I disagree. The event was reported in the press, there was a diplomatic incident, and the US government admitted to the problem. Unless of course you consider that TF1, Le Figaro etc. report not "newsworthy" stuff, but a cursory look at the Wikinews front page shows that we do report even more pointless stuff. Submarine 22:07, 22 October 2005 (UTC)Reply[reply]
  • Quite honestly, I don't give a rip what other news sources report. Just because they are reporting it doesn't mean it is automatically news worthy. As no details have surfaced, I see this as nothing more than a French government official complaining about something that could be as small as a vending machine giving him the wrong pack of gum. --Mrmiscellanious 03:58, 23 October 2005 (UTC)Reply[reply]
I agree that the title is far too biased, especially without concrete details in the story regarding what actually took place. How about something like "France protests treatment of government minister by US authorities"? --Wolfrider 00:23, 23 October 2005 (UTC)Reply[reply]
Much better, I think. --Mrmiscellanious 03:47, 23 October 2005 (UTC)Reply[reply]

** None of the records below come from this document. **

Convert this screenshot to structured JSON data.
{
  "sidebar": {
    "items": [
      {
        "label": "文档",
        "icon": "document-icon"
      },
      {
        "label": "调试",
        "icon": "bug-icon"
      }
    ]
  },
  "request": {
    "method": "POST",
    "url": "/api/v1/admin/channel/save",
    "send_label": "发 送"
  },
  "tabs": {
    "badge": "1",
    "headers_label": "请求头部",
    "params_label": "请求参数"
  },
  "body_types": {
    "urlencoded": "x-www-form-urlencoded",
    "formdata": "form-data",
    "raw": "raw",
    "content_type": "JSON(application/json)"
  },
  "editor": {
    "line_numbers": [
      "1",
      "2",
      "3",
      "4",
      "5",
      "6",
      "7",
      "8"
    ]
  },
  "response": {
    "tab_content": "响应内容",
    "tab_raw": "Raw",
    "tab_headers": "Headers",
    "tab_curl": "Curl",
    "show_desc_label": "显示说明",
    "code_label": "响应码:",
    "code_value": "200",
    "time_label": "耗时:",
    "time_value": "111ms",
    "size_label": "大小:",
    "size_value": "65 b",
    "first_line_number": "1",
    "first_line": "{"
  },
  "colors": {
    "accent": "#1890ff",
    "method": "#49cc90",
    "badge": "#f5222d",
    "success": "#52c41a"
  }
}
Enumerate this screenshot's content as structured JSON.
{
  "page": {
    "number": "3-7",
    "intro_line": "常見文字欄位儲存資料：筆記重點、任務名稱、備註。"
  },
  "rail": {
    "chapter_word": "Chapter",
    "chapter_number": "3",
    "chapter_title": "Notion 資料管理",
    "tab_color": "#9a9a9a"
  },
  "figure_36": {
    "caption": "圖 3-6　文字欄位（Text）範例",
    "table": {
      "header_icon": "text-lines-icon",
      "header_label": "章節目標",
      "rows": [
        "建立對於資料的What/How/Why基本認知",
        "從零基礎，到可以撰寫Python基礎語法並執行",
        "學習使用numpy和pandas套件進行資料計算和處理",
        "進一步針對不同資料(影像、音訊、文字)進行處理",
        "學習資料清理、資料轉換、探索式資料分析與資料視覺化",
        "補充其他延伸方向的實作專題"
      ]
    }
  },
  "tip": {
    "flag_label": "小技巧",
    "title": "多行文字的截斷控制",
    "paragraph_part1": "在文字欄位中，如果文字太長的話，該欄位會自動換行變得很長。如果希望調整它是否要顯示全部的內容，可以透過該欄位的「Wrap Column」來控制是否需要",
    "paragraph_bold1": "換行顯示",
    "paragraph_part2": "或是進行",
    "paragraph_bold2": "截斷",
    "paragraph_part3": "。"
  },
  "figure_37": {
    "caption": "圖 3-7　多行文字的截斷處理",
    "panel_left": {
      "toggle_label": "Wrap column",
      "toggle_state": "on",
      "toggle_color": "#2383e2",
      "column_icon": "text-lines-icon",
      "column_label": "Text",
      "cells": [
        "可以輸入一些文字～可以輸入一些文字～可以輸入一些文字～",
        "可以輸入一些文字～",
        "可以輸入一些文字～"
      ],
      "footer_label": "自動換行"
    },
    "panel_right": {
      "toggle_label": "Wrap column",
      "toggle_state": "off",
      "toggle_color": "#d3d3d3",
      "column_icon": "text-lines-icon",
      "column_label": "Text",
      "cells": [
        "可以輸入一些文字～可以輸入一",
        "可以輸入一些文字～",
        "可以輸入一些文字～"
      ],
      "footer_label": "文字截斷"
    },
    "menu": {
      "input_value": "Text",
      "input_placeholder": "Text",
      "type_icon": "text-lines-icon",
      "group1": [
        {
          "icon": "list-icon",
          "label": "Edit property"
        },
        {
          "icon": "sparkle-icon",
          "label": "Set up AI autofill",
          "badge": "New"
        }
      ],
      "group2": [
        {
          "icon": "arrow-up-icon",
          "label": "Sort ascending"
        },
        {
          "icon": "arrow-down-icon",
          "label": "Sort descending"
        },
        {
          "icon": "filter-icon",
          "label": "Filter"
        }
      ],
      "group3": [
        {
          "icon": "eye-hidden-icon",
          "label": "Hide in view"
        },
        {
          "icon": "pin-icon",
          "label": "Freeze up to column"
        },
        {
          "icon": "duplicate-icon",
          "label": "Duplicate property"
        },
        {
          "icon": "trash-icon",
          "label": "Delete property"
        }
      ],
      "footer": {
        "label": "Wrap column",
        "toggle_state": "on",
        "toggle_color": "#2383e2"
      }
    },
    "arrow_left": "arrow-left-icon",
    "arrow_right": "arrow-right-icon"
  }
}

I see this as nothing more than a French government official complaining about something that could be as small as a vending machine giving him the wrong pack of gum. Then why would the US government issue a statement that a mistake had been made and that they would reprimand and retrain the customs officer? Submarine 15:10, 23 October 2005 (UTC)Reply[reply]

As though comical as it may be, the government customs officer could have been a contractor ordered to fill those vending machines and perform all technical maintenence to the machine, and when it was noted that that hypothetical pack of gum was dispersed incorrectly, the supervisor went for another contractor. I know it's silly, but without details - anything is up for guesses. --Mrmiscellanious 01:56, 24 October 2005 (UTC)Reply[reply]
I seriously disagree. IMHO by definition, an official complaint by a government on the treatment of a minister is automatically newsworthy. Also, this may surprise you but usually when governments makes official complaints, it's more then a pack of gum. Also this may further surprise you, but the wrong pack of gum coming from a machine is not generally construed as mistreatment and even a politician is unlikely to ever try to claim such... Nil Einne 18:31, 26 October 2005 (UTC)Reply[reply]


For the record, the Vienna convention defines the status of diplomats (in particular, a diplomat cannot be arrested and searched). That these international conventions were broken is quite newsworthy, and quite different from "the wrong pack of gum". Rama 09:23, 4 November 2005 (UTC)Reply[reply]